■ **PROMPT**:
Extract each line from the entries below that has the string "latest" in it.

■ **DATASET ENTRIES**:
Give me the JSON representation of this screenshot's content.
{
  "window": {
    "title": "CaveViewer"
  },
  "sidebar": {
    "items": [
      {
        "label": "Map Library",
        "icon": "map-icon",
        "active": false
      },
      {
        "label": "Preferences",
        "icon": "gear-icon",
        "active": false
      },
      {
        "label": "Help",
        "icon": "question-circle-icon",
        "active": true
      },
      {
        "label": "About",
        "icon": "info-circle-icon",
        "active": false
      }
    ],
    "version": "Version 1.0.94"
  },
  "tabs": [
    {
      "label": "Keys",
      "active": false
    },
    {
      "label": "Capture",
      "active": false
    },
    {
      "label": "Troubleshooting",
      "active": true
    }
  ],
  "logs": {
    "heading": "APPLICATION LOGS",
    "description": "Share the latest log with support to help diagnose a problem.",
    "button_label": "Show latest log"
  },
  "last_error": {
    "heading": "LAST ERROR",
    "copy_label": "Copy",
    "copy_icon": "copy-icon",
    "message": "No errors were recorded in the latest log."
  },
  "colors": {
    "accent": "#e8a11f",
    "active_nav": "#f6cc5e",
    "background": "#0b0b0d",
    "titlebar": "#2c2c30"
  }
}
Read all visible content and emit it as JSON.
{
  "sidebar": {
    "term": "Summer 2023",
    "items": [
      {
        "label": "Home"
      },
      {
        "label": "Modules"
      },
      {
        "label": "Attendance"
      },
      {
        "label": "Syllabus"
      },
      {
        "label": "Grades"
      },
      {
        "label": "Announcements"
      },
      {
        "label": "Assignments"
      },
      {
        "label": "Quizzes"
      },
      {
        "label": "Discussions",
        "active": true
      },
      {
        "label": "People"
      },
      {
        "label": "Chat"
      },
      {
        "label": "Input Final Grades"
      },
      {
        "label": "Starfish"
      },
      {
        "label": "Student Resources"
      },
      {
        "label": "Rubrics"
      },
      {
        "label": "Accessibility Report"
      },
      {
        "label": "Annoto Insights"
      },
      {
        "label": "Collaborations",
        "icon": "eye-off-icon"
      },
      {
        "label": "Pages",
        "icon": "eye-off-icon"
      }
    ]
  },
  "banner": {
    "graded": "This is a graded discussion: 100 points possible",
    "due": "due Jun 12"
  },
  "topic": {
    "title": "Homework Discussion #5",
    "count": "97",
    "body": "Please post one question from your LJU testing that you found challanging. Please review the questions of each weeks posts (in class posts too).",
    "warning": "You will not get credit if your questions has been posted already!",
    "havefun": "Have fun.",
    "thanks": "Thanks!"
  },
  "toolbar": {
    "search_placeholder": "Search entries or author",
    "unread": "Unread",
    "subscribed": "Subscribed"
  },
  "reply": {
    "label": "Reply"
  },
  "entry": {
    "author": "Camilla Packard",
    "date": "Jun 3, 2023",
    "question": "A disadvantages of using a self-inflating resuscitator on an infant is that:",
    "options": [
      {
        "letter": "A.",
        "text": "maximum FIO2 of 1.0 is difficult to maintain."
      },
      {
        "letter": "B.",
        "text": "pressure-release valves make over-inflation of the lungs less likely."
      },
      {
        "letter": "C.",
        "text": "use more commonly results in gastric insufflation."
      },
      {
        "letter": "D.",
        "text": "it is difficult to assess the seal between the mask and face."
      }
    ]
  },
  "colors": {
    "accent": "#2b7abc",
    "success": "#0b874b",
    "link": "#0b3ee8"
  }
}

■ **SOLUTION**:
    "description": "Share the latest log with support to help diagnose a problem.",
    "button_label": "Show latest log"
    "message": "No errors were recorded in the latest log."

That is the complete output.